##### DATA TO PROCESS

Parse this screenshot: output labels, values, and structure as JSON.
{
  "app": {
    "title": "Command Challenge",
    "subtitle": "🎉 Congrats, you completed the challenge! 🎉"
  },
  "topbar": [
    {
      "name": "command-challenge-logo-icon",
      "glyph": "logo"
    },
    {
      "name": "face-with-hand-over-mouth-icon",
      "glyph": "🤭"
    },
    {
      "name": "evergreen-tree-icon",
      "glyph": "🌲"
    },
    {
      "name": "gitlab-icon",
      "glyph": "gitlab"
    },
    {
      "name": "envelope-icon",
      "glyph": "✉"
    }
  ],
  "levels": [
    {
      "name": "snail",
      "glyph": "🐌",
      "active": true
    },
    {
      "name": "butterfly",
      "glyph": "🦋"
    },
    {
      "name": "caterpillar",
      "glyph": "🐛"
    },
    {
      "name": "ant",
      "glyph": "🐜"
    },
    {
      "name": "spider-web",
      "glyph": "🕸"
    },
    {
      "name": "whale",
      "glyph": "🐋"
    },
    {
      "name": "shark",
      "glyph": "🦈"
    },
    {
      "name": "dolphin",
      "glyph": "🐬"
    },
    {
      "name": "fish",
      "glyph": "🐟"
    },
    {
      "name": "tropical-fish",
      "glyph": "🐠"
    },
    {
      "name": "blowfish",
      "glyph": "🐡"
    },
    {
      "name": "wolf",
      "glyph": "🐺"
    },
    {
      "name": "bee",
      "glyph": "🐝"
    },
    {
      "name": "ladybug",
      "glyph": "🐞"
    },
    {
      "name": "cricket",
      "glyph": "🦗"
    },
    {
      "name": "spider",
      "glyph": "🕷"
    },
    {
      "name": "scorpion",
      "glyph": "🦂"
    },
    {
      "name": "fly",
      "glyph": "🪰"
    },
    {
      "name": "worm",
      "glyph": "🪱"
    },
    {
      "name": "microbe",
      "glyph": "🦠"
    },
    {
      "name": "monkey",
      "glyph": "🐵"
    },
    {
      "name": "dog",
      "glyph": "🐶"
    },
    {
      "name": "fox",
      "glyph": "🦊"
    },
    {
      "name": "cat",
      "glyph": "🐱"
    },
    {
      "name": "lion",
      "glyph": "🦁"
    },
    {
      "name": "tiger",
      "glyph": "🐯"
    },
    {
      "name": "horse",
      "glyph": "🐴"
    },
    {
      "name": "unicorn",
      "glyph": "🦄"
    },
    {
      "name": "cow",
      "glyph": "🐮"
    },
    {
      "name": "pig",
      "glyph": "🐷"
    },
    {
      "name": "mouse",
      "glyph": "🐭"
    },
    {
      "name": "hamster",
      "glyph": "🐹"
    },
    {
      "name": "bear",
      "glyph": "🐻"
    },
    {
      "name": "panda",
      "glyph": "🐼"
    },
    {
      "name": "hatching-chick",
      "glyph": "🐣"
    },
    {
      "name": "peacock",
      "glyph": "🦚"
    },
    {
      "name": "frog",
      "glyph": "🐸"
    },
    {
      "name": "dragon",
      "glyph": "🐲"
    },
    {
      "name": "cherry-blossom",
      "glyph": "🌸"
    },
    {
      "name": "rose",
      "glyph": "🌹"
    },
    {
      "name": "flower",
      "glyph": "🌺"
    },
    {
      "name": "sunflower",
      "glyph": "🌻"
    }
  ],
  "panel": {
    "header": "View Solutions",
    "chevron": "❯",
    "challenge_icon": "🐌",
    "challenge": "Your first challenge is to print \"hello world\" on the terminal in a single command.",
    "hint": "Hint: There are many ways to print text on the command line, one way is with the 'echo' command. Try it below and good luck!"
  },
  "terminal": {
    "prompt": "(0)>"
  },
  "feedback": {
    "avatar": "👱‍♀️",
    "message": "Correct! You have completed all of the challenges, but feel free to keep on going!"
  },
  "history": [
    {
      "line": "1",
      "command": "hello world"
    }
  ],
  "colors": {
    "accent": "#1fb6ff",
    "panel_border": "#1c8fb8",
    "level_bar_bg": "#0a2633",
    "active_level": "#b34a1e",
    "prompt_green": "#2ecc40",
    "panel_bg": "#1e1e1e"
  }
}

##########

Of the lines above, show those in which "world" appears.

YOUR RESPONSE:
    "challenge": "Your first challenge is to print \"hello world\" on the terminal in a single command.",
      "command": "hello world"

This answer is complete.